Few rivers carry as much sediment as the Huang He (Yellow River) in China. The name itself comes from the muddy color of the water—a consequence of the river’s upper and middle reaches flowing through a region in northwestern China with unusually fine and powdery soil called loess.
All of the silt in the water supercharges the river’s ability to build new land at its delta, the area where it dumps its sediment into the shallows of the Bohai Sea. In this pair of Landsat images, note how much the easternmost lobe of the delta changed shape between 1989 and 2020 as the river delivered new sediment to some parts of the delta and erosion ate away at older coastlines. (Read our Yellow River Delta World of Change story to see more imagery of the delta.)
One of the most noticeable changes resulted from a diversion project that Chinese engineers completed in 1996, blocking the main channel and steering water and sediment to the northeast. The project’s purpose was to create new land in an area with offshore oil and gas to make the resource easier to extract. Before completion, new land formed along a rounded peninsula oriented to the southeast; afterward, the abandoned channel narrowed and new land began forming to the northeast, even as erosion ate away at parts of the older peninsula.
Other features in this area have seen equally dramatic changes. Aquaculture and salt evaporation ponds—the green and blue rectangular features along the coasts—have proliferated. So has oil drilling infrastructure (small rectangular features) due to the rapid expansion of Shengli Oil Field, now China’s largest. Several smooth-edged sea walls and dykes have been built along the coast in an attempt to protect the new oil, aquaculture, and other infrastructure from encroaching tides.
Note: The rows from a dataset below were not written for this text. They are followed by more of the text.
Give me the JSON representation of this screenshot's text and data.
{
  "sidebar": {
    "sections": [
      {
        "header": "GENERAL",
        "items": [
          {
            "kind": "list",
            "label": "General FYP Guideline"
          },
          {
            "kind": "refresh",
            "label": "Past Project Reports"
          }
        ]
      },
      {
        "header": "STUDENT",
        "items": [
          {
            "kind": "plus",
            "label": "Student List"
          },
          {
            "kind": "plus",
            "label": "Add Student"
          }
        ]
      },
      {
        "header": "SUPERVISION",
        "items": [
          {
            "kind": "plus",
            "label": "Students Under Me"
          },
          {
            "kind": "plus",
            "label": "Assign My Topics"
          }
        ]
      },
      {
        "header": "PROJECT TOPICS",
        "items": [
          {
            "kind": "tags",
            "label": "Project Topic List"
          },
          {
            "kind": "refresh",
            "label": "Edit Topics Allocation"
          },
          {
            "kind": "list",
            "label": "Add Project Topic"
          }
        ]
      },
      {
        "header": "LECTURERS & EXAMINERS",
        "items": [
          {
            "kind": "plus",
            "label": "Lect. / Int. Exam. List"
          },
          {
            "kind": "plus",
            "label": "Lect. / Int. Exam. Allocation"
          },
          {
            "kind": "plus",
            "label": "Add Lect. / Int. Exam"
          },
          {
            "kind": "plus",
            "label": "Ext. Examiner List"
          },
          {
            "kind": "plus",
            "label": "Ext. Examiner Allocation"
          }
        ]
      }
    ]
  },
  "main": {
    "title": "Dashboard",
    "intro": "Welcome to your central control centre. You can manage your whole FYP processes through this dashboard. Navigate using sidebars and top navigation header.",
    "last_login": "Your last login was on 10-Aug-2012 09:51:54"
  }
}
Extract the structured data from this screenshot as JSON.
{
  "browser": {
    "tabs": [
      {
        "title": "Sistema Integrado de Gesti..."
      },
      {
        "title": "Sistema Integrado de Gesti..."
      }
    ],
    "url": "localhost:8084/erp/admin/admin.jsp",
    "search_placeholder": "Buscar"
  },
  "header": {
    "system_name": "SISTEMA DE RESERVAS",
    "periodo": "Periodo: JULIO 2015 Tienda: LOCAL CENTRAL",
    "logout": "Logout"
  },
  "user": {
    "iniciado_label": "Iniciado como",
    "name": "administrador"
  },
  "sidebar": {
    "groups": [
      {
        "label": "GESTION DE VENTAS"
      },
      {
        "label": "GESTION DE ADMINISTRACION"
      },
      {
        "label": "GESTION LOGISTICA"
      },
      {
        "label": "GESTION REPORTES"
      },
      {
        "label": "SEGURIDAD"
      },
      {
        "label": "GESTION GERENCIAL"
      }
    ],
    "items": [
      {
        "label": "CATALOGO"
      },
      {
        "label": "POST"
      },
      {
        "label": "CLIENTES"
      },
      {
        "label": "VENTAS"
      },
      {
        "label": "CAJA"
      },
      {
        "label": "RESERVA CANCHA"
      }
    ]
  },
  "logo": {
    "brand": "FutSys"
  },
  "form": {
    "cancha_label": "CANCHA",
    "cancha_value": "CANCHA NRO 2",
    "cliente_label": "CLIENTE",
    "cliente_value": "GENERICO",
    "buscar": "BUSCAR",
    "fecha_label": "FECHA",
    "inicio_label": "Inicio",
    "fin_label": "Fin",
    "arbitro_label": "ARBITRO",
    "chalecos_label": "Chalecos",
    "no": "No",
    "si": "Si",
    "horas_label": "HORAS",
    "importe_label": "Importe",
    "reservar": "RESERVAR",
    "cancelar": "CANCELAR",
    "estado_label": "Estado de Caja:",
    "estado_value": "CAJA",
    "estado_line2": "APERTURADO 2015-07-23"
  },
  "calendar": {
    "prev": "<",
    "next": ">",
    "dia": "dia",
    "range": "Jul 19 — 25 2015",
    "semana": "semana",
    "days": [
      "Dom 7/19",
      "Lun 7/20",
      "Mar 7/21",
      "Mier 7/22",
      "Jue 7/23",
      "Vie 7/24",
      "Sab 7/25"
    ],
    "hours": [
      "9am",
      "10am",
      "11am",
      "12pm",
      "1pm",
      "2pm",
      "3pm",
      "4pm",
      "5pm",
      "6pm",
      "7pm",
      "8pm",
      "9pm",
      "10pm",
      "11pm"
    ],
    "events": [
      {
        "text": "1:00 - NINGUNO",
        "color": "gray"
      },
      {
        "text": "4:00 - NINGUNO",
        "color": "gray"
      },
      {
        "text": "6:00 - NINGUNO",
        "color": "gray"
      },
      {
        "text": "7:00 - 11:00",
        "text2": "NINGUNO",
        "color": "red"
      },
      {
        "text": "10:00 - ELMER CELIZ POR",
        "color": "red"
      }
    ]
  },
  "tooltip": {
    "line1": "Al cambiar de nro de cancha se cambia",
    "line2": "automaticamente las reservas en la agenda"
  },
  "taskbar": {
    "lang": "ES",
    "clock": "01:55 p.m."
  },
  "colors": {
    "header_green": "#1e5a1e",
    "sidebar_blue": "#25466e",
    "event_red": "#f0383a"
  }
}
On the youngest land, different types of vegetation—notably the cordgrass Spartina alterniflora—have spread widely, creating dense new pockets of green in the 2020 image. The invasive cordgrass first reached the Yellow River Delta in the late-1980s, and began to spread rapidly in the intertidal zone in the early 2000s. While the grass does stabilize the shoreline, it has crowded out a local reed species (Phragmites australis) and an annual plant (Suaeda salsa), significantly reducing how much carbon the delta ecosystem stores and increasing methane emissions. By replacing S. salsa, the cordgrass has also made the area less habitable for certain rare birds, including red-crowned cranes and black-billed gulls.
Like many deltas around the world, the Yellow River Delta faces growing pressure from the sea for several reasons. By 2020, many of the coastlines shown here had retreated inland by a few kilometers as the sea overwhelmed tidal mud flats and marshes. This is partly because the delta itself is sinking. Freshly deposited mud naturally settles and compresses over time.
Human activity—particularly the pumping of groundwater for aquaculture—has accelerated the process. Though less influential, the process of pumping oil from below the surface and bringing in heavy equipment may have contributed to the subsidence as well. For much of the area shown in this image, scientists have reported subsidence rates of 20 millimeters (0.8 inches) per year. Layered onto both phenomena is global warming and sea level rise. Warming ocean water and the addition of fresh water to the oceans from melting ice sheets and glaciers is thought to contribute about 3 millimeters of sea level rise per year in this area.
Finally, the Yellow River now carries only a tenth of the sediment that it did during the 1960s and about half of what it did in the 1980s. Several dams, erosion-control projects, and reforestation projects in upstream farming areas now trap much of the water and sediment that would otherwise reach the delta naturally.
Efforts to flush sediment from clogged reservoirs and to scour sediment from the river bed led to a spurt of accelerated land formation in the delta between 2002-2014. However, the volume of sediment reaching the delta began dwindling in 2014 as coarser sediments coated and “armored” the river channel in key areas, preventing additional scouring. Since 2014, the delta has once again begun to lose more land each year than it gains.
NASA Earth Observatory images by Lauren Dauphin, using Landsat data from the U.S. Geological Survey. Story by Adam Voiland.